┌────────

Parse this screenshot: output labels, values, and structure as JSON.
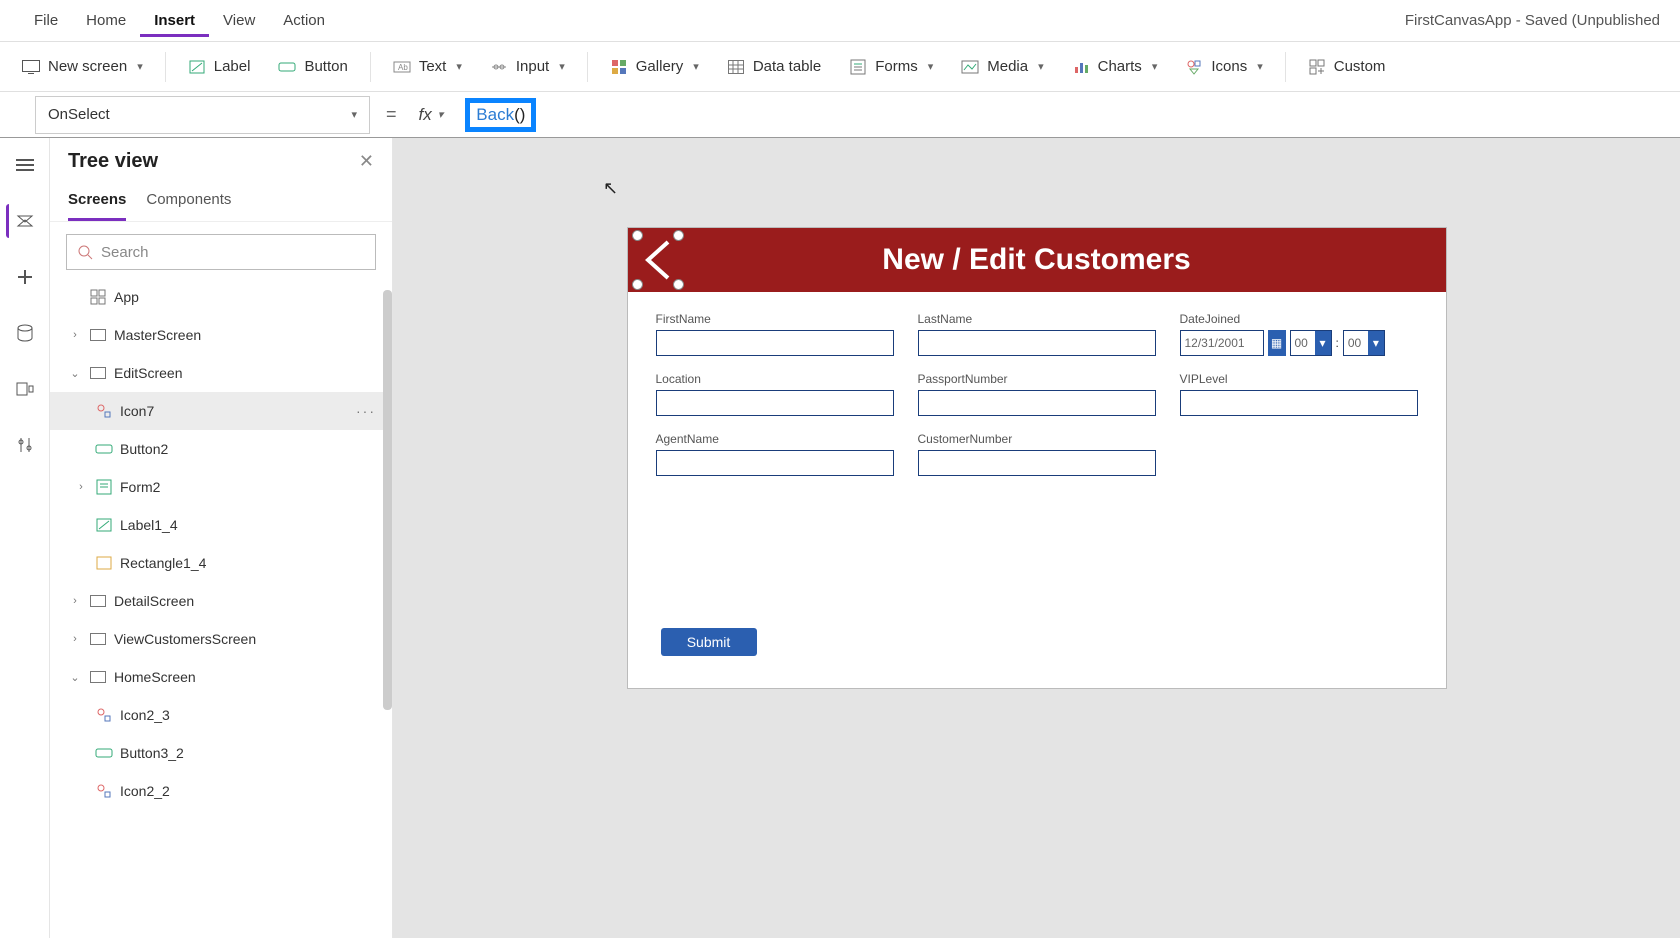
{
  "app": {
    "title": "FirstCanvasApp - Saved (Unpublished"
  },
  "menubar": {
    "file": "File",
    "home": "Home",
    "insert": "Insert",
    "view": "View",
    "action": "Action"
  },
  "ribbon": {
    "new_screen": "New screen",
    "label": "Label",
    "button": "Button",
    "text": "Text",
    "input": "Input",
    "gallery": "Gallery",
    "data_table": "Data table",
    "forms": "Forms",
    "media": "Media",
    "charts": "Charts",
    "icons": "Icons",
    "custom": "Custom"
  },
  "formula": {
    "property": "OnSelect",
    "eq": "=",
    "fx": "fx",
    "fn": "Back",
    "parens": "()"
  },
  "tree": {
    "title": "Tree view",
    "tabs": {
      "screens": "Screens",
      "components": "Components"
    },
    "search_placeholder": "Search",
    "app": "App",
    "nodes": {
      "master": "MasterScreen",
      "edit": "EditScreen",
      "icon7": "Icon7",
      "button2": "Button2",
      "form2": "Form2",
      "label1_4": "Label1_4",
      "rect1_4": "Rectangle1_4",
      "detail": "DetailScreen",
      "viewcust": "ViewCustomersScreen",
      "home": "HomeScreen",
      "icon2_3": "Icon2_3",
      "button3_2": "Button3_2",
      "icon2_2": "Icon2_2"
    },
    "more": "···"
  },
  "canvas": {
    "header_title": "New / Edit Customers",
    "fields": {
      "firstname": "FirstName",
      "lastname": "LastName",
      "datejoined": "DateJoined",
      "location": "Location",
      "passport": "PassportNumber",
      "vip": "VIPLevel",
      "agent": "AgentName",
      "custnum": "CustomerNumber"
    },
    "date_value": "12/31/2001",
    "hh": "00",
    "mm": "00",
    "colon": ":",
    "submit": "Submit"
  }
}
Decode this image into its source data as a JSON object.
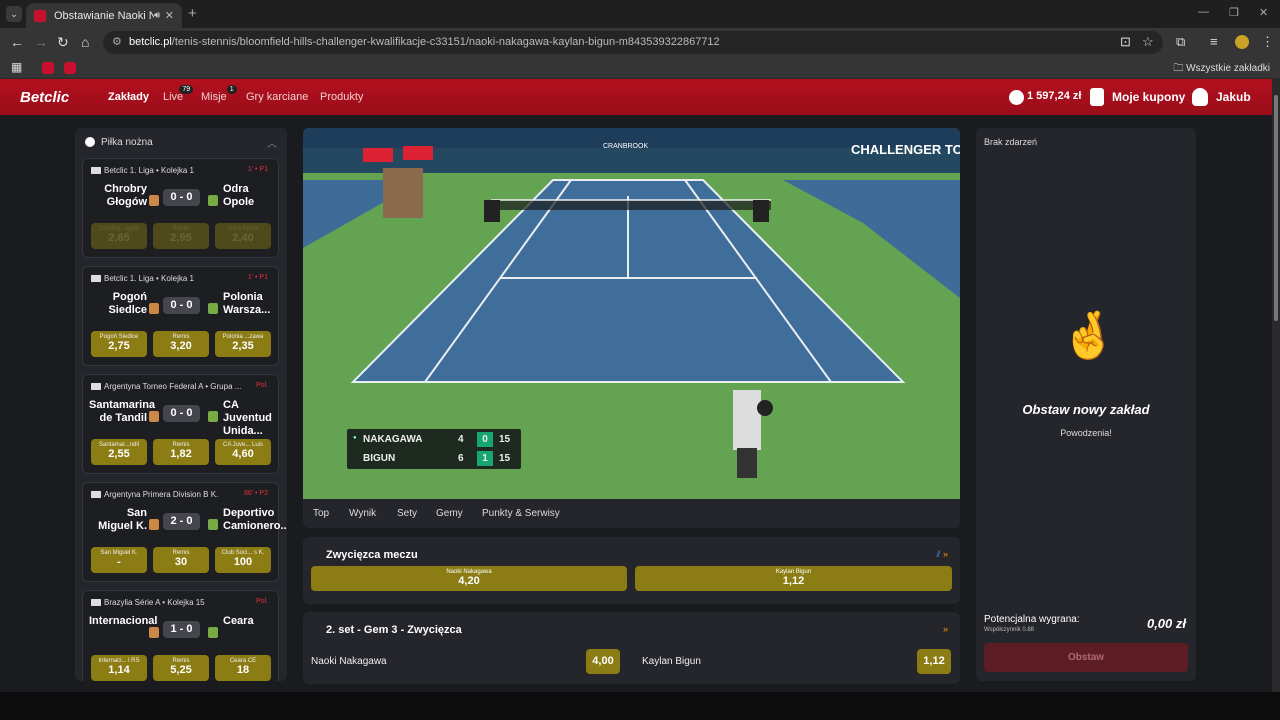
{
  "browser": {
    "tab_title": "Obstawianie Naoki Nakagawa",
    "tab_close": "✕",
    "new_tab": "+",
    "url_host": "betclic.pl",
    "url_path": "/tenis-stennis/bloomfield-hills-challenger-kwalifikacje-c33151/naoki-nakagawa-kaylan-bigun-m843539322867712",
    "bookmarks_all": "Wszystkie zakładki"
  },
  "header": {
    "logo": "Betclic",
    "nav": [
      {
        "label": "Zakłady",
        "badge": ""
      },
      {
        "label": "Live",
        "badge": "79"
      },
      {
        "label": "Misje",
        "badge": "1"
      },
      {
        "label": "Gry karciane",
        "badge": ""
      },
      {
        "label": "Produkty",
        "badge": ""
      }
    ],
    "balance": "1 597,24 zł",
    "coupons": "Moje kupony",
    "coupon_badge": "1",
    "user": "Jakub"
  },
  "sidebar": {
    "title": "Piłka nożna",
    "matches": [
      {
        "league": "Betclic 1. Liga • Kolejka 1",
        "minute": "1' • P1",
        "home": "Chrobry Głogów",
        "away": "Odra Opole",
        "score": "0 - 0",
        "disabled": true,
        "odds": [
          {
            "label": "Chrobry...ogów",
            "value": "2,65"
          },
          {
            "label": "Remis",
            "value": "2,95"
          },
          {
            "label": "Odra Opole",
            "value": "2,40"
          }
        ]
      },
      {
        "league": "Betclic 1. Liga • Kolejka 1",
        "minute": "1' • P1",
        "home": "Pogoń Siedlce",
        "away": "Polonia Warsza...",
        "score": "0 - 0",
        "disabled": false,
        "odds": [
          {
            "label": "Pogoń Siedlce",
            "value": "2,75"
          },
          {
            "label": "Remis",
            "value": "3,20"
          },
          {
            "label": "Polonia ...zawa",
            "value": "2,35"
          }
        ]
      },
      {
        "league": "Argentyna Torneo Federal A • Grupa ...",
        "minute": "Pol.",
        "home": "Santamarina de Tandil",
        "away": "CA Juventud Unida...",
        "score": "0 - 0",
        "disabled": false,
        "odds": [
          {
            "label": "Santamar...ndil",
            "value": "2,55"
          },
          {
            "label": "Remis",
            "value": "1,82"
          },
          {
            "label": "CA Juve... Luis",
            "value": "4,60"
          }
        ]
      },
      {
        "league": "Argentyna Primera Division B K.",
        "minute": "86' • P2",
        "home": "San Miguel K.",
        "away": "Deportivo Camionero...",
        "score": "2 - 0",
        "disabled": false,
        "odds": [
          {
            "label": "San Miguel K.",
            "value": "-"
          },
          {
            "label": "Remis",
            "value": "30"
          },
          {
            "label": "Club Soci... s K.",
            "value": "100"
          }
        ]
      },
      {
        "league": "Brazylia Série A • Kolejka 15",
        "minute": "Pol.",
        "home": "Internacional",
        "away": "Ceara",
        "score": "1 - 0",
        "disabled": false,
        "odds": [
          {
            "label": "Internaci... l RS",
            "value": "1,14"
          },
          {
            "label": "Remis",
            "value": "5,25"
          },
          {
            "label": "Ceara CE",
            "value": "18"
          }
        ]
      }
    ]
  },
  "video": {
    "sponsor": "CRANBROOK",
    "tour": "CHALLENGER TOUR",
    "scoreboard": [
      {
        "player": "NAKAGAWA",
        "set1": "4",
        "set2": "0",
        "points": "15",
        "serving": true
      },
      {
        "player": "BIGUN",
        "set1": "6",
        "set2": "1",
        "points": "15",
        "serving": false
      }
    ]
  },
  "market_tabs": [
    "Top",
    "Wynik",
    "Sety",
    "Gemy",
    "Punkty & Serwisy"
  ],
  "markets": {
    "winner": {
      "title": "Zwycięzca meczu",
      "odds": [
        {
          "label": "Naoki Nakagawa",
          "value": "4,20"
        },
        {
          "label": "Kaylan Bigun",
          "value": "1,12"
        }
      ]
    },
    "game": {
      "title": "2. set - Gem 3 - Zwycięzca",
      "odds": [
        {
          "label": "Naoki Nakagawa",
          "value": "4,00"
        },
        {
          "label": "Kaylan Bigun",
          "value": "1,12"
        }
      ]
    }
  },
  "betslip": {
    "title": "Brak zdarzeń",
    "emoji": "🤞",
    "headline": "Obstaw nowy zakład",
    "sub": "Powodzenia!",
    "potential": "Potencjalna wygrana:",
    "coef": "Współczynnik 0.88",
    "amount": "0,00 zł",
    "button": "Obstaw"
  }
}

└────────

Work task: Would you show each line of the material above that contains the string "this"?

Exercise solution:
Parse this screenshot: output labels, values, and structure as JSON.
Decode this image into its source data as a JSON object.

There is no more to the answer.